FOR PILGRIMS, JOURNEY MORE IMPORTANT THAN DESTINATION
By MEREDITH STONE
Did you feel closer to God?
This is the question that I have been asked several times since returning from a two-week trip to Israel/Palestine in May.
And I must admit that I haven’t been exactly sure how to answer the question.
On the one hand, I definitely had significant and meaningful experiences with God while in Israel/Palestine.
As you’re riding in a boat on the Sea of Galilee, it’s tough to not feel the presence of Christ when the driver turns off the engine so you can imagine what the instant calm might have been like when Jesus said, “Quiet, be still.”
As you sit and pray in sacred spaces venerated for their significance in the life of Christ, it’s difficult not to feel convicted by Jesus’ teachings.
As you place your hand on the Western Wall, where so many have come to sense the presence of the Almighty God, it’s difficult not to feel a sense of connection not only with God, but also with all of God’s people who have sought God in that space.
But on the other hand, when I am asked if I felt closer to God, sometimes I begin to deconstruct the question.
Because for some, a trip to Israel can become a way of validating or proving their faith.
To hear one’s tour guide describe that this is the very spot where Jesus was crucified, and to touch that spot, can become a physical way to authenticate or corroborate the existence of Jesus, what he did, and how that impacts our lives.
I found myself having this conversation with my fellow pilgrims many times over the course of those two weeks. Even though our tour guide tells us with assurance that these are the remains of the very house that Peter, his mother-in-law, and Jesus lived in during Jesus’ ministry, does it really matter if this is the actual house? Would it change something about our trip, the place, or us if it was where Jesus, Peter, and Peter’s mother-in-law slept?
For me, it didn’t matter one bit, regardless of what our tour guide said. I think that faith, by definition, requires that we believe and shape our lives in a certain way WITHOUT requiring tangible proof. I don’t need archaeology to believe in Jesus..
…but it sure does bring the story of God’s people and Jesus to life in a whole new way!
Even if that wasn’t Peter’s house, or it wasn’t the spot where Jesus was crucified, both of those things were probably in the vicinity of where we were honoring those things.
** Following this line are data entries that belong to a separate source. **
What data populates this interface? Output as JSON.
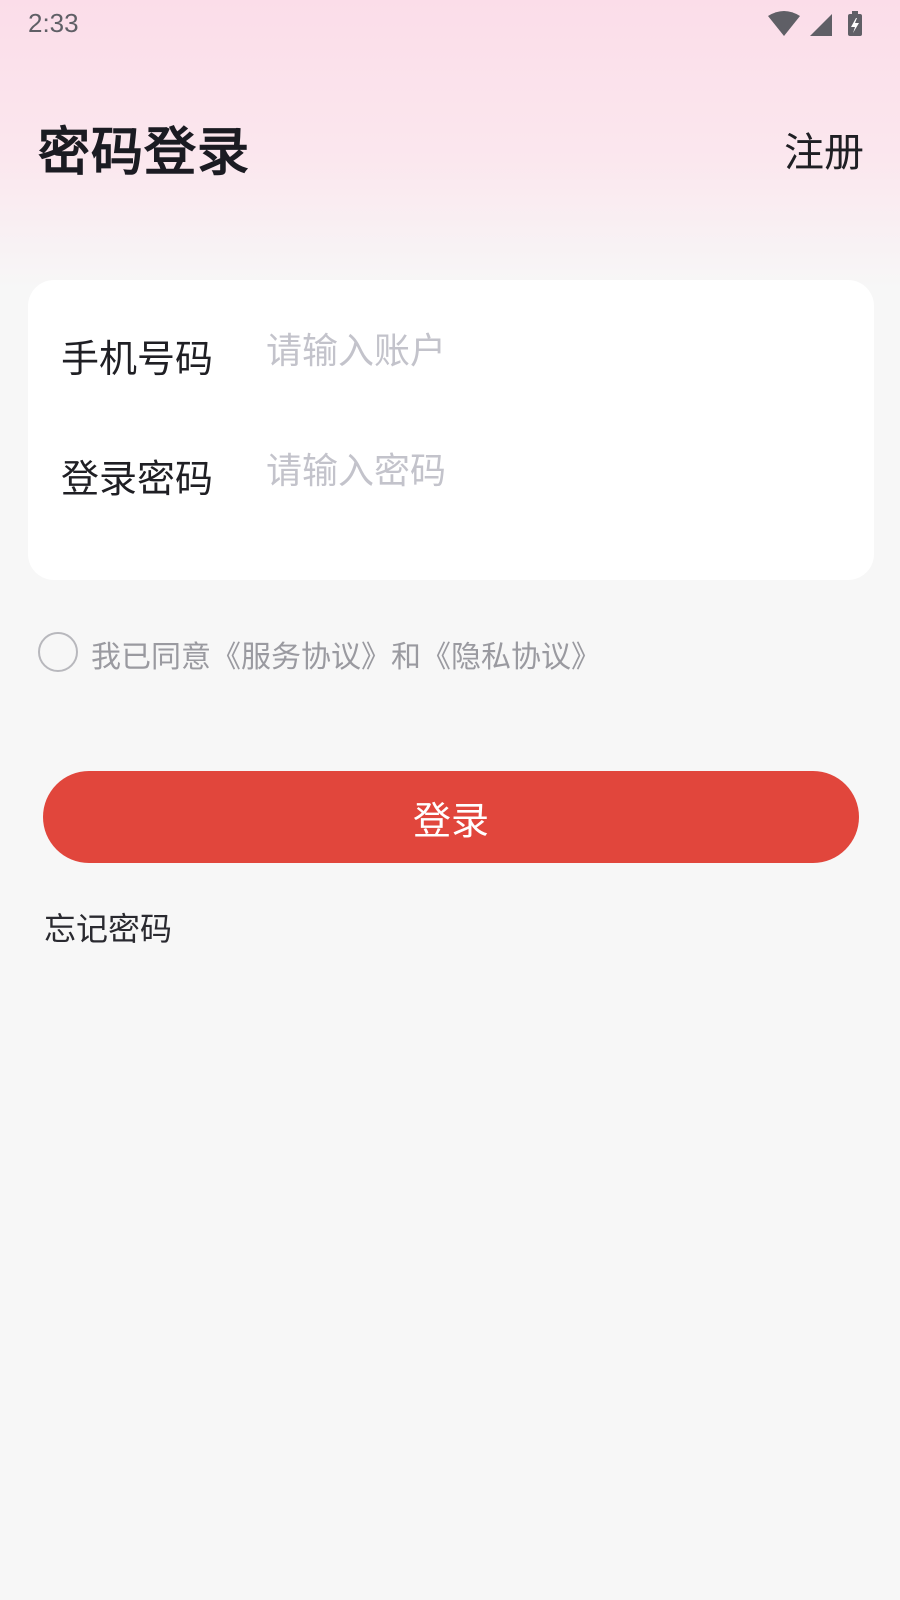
{
  "status_bar": {
    "time": "2:33",
    "icons": [
      "wifi-icon",
      "cellular-signal-icon",
      "battery-charging-icon"
    ]
  },
  "header": {
    "title": "密码登录",
    "register_label": "注册"
  },
  "form": {
    "phone": {
      "label": "手机号码",
      "value": "",
      "placeholder": "请输入账户"
    },
    "password": {
      "label": "登录密码",
      "value": "",
      "placeholder": "请输入密码"
    }
  },
  "agreement": {
    "checked": false,
    "prefix": "我已同意",
    "service_link": "《服务协议》",
    "conjunction": "和",
    "privacy_link": "《隐私协议》"
  },
  "login_button_label": "登录",
  "forgot_password_label": "忘记密码",
  "colors": {
    "primary": "#e1463c",
    "background": "#f7f7f7",
    "header_gradient_top": "#fbdde9",
    "card": "#ffffff",
    "placeholder": "#c3c3cb",
    "muted_text": "#9a9aa0",
    "text": "#1f1f24"
  }
}
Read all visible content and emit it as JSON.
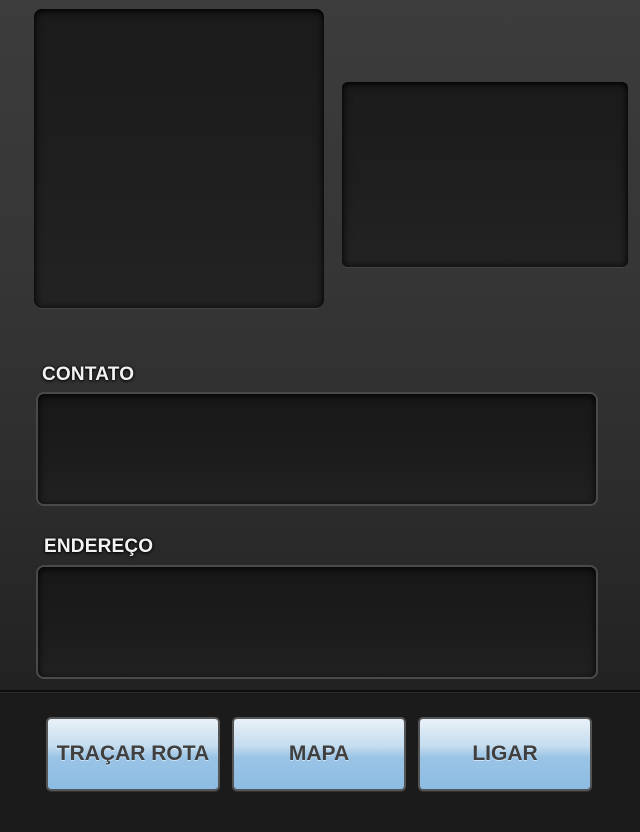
{
  "form": {
    "contact_label": "CONTATO",
    "contact_value": "",
    "address_label": "ENDEREÇO",
    "address_value": ""
  },
  "toolbar": {
    "route_label": "TRAÇAR ROTA",
    "map_label": "MAPA",
    "call_label": "LIGAR"
  },
  "colors": {
    "button_gradient_top": "#e9f1f8",
    "button_gradient_bottom": "#8cbce3",
    "button_text": "#3f3f3f",
    "label_text": "#f2f2f2"
  }
}
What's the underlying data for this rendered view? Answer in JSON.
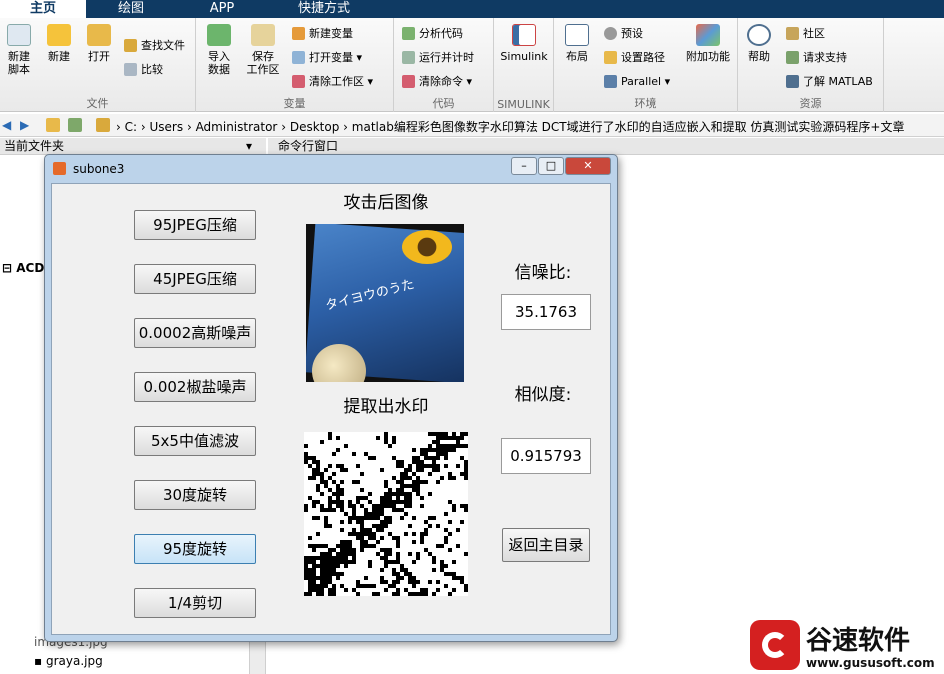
{
  "tabs": [
    {
      "label": "主页",
      "active": true
    },
    {
      "label": "绘图",
      "active": false
    },
    {
      "label": "APP",
      "active": false
    },
    {
      "label": "快捷方式",
      "active": false
    }
  ],
  "groups": {
    "file": "文件",
    "variable": "变量",
    "code": "代码",
    "simulink": "SIMULINK",
    "env": "环境",
    "resources": "资源"
  },
  "ribbon": {
    "new_script": "新建\n脚本",
    "new": "新建",
    "open": "打开",
    "find_files": "查找文件",
    "compare": "比较",
    "import": "导入\n数据",
    "save_ws": "保存\n工作区",
    "new_var": "新建变量",
    "open_var": "打开变量",
    "clear_ws": "清除工作区",
    "analyze": "分析代码",
    "run_time": "运行并计时",
    "clear_cmd": "清除命令",
    "simulink": "Simulink",
    "layout": "布局",
    "prefs": "预设",
    "set_path": "设置路径",
    "parallel": "Parallel",
    "addons": "附加功能",
    "help": "帮助",
    "community": "社区",
    "support": "请求支持",
    "learn": "了解 MATLAB"
  },
  "address": [
    "C:",
    "Users",
    "Administrator",
    "Desktop",
    "matlab编程彩色图像数字水印算法 DCT域进行了水印的自适应嵌入和提取 仿真测试实验源码程序+文章"
  ],
  "panes": {
    "current_folder": "当前文件夹",
    "command_window": "命令行窗口"
  },
  "files": [
    "ACD",
    "images1.jpg",
    "graya.jpg"
  ],
  "figure": {
    "title": "subone3",
    "attacked_title": "攻击后图像",
    "extracted_title": "提取出水印",
    "snr_label": "信噪比:",
    "snr_value": "35.1763",
    "sim_label": "相似度:",
    "sim_value": "0.915793",
    "back_button": "返回主目录",
    "buttons": [
      "95JPEG压缩",
      "45JPEG压缩",
      "0.0002高斯噪声",
      "0.002椒盐噪声",
      "5x5中值滤波",
      "30度旋转",
      "95度旋转",
      "1/4剪切"
    ],
    "image_text": "タイヨウのうた"
  },
  "watermark_logo": {
    "name": "谷速软件",
    "url": "www.gususoft.com",
    "color": "#d42020"
  }
}
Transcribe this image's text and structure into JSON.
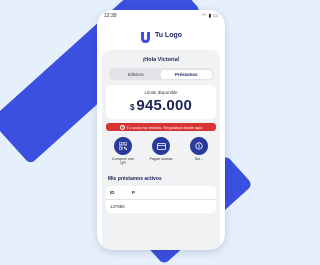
{
  "status_bar": {
    "time": "12:30"
  },
  "brand": {
    "logo_text": "Tu Logo",
    "color": "#3b4fe0"
  },
  "greeting": "¡Hola Victoria!",
  "tabs": [
    {
      "label": "Billetera",
      "active": false
    },
    {
      "label": "Préstamos",
      "active": true
    }
  ],
  "limit": {
    "label": "Límite disponible",
    "currency": "$",
    "amount": "945.000"
  },
  "alert": {
    "text": "Tu cuota ha vencido. Regularizá desde aquí"
  },
  "actions": [
    {
      "label": "Comprar con QR",
      "icon": "qr-icon"
    },
    {
      "label": "Pagar cuotas",
      "icon": "card-icon"
    },
    {
      "label": "Sol...",
      "icon": "coin-icon"
    }
  ],
  "loans_section": {
    "title": "Mis préstamos activos",
    "columns": [
      "ID",
      "P"
    ],
    "rows": [
      [
        "137685",
        ""
      ]
    ]
  },
  "colors": {
    "alert": "#d93434",
    "action": "#2a3a9c",
    "background": "#e6f0fb"
  }
}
When Jesus started out on a journey, he probably saw some of the same rocks we were looking at, maybe took a moment to stare out across the Sea of Galilee as we did, and then headed on his way. I found myself wondering how did that location shape Jesus’ imagination of his ministry? How did the people there impact Jesus’ character and concerns?
Even if the spot we saw wasn’t where Jesus was crucified, his crucifixion happened near that space. And for thousands of years, pilgrims, just like me, have approached this particular place to touch a stone and remember the sacrifice of Christ. Being connected to millions of pilgrims over thousands of years is a pretty holy act in itself.
On this one tiny strip of land, not much larger than the state of New Jersey, God revealed God’s self to people for thousands of years. Then, in that geographical location, God chose to become incarnate in the person of Jesus Christ. The same air, ground, vegetation, landscape that we visited was the air breathed in, ground walked on, and vegetation ate by Jesus.
Without the archaeological sites (which the nerd in me totally loved!) and the apologetic stance of needing physical proof, that in itself was worth the trip.
Pilgrimage is a physical journey through which one seeks deeper connection with God. The journey of a pilgrim can be to any place where the connection might exist and is found more in the journey than the destination itself.
So I guess I would have to answer the question, “Yes, I did feel closer to God…but maybe not in the way you would think.”
Meredith Stone is Assistant Professor of Scripture and Ministry at Hardin-Simmons University’s Logsdon School of Theology & Seminary